## What is needed
Every record shown below is to be output exactly.

## Data for processing
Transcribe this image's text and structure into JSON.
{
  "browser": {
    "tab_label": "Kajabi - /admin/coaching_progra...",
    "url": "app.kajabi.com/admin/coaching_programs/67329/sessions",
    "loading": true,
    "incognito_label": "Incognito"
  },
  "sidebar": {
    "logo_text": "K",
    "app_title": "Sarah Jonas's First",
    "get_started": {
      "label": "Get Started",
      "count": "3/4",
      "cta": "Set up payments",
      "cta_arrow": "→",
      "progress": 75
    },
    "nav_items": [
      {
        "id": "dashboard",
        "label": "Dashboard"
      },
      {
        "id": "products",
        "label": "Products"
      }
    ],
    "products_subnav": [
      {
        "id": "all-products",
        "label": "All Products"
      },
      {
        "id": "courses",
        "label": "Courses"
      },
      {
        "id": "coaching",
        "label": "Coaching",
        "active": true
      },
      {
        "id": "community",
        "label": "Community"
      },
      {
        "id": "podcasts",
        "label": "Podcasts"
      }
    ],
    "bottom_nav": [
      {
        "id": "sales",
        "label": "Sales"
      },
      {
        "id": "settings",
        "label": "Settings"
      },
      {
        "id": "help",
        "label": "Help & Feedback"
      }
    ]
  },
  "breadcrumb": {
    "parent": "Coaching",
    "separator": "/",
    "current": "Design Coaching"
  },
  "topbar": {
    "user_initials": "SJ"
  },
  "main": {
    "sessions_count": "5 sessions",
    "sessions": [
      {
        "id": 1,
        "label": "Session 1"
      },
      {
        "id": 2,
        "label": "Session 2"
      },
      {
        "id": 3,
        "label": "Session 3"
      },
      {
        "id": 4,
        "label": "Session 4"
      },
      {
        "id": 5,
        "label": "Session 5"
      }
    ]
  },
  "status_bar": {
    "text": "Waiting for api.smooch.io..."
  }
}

## Reply
Transcribe this image's text and structure into JSON.
{
  "browser": {
    "tab_label": "Kajabi - /admin/coaching_progra...",
    "url": "app.kajabi.com/admin/coaching_programs/67329/sessions",
    "loading": true,
    "incognito_label": "Incognito"
  },
  "sidebar": {
    "logo_text": "K",
    "app_title": "Sarah Jonas's First",
    "get_started": {
      "label": "Get Started",
      "count": "3/4",
      "cta": "Set up payments",
      "cta_arrow": "→",
      "progress": 75
    },
    "nav_items": [
      {
        "id": "dashboard",
        "label": "Dashboard"
      },
      {
        "id": "products",
        "label": "Products"
      }
    ],
    "products_subnav": [
      {
        "id": "all-products",
        "label": "All Products"
      },
      {
        "id": "courses",
        "label": "Courses"
      },
      {
        "id": "coaching",
        "label": "Coaching",
        "active": true
      },
      {
        "id": "community",
        "label": "Community"
      },
      {
        "id": "podcasts",
        "label": "Podcasts"
      }
    ],
    "bottom_nav": [
      {
        "id": "sales",
        "label": "Sales"
      },
      {
        "id": "settings",
        "label": "Settings"
      },
      {
        "id": "help",
        "label": "Help & Feedback"
      }
    ]
  },
  "breadcrumb": {
    "parent": "Coaching",
    "separator": "/",
    "current": "Design Coaching"
  },
  "topbar": {
    "user_initials": "SJ"
  },
  "main": {
    "sessions_count": "5 sessions",
    "sessions": [
      {
        "id": 1,
        "label": "Session 1"
      },
      {
        "id": 2,
        "label": "Session 2"
      },
      {
        "id": 3,
        "label": "Session 3"
      },
      {
        "id": 4,
        "label": "Session 4"
      },
      {
        "id": 5,
        "label": "Session 5"
      }
    ]
  },
  "status_bar": {
    "text": "Waiting for api.smooch.io..."
  }
}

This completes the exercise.